It remains to be seen whether these changes will have the desired effect of making it easier for the CMA to prosecute cartels, but more criminal investigations and prosecutions are expected. There are understood to be four criminal cases ongoing in the UK as at 1 April, although only two of these are in the public domain, one in relation to the market for water tanks and the other in the construction sector.
The Act added new provisions to the Company Directors Disqualification Act 1986 to permit the disqualification of directors where the company of which they are a director has breached competition law, and their conduct as a director makes them unfit to be involved in the management of a company. The OFT may seek disqualification (for a period of up to 15 years) where serious infringements of EU or UK competition law are established, not just for participation in hardcore cartels.
An application for a disqualification order may be made where the director's conduct contributed to the breach; he had reasonable grounds to suspect that the conduct of the undertaking constituted the breach and he took no steps to prevent it; and where he did not know but ought to have known that the conduct of the undertaking constituted the breach.
The Act encourages whistleblowers and those who report anti-competitive conduct may receive protection from prosecution. The CMA offers financial rewards of up to £100,000 (in exceptional circumstances) for information about cartel activity.
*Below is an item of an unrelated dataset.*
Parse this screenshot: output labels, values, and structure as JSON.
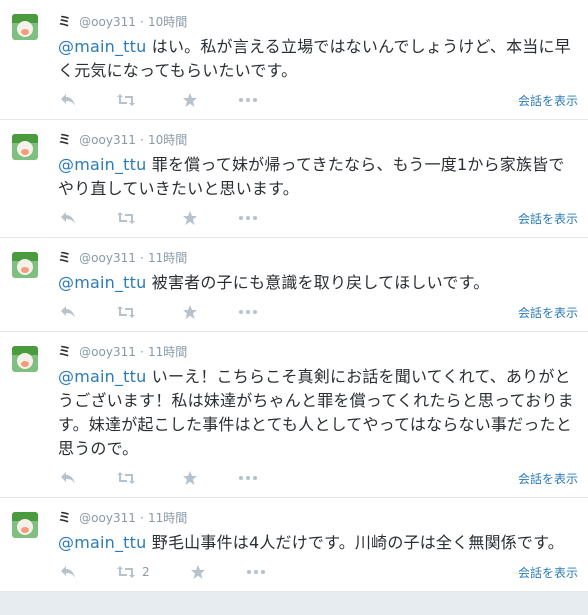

The Act introduced new procedures to empower consumer bodies to make claims on behalf of individuals who have suffered loss as a result of anti-competitive behaviour.
In January 2008, the high street chain JJB was ordered to pay compensation to people who were over-charged when they purchased certain replica football shirts between 2000 and 2001, after the consumer group, Which? launched an action on behalf of consumers. JJB had already been fined over £8 million by the OFT, but has agreed to pay a further £20 to every customer who joined the damages action, and £5 or £10 to any consumer who can produce evidence of having bought a shirt at the time of the anti-competitive behaviour.
There are proposals for new legislation at both EU and UK level designed to make access to redress for competition law infringements easier for individuals. These reforms, if implemented as currently proposed, are expected to lead to an increase in private litigation, as well as an increase in the amounts defendants will be liable to pay in damages.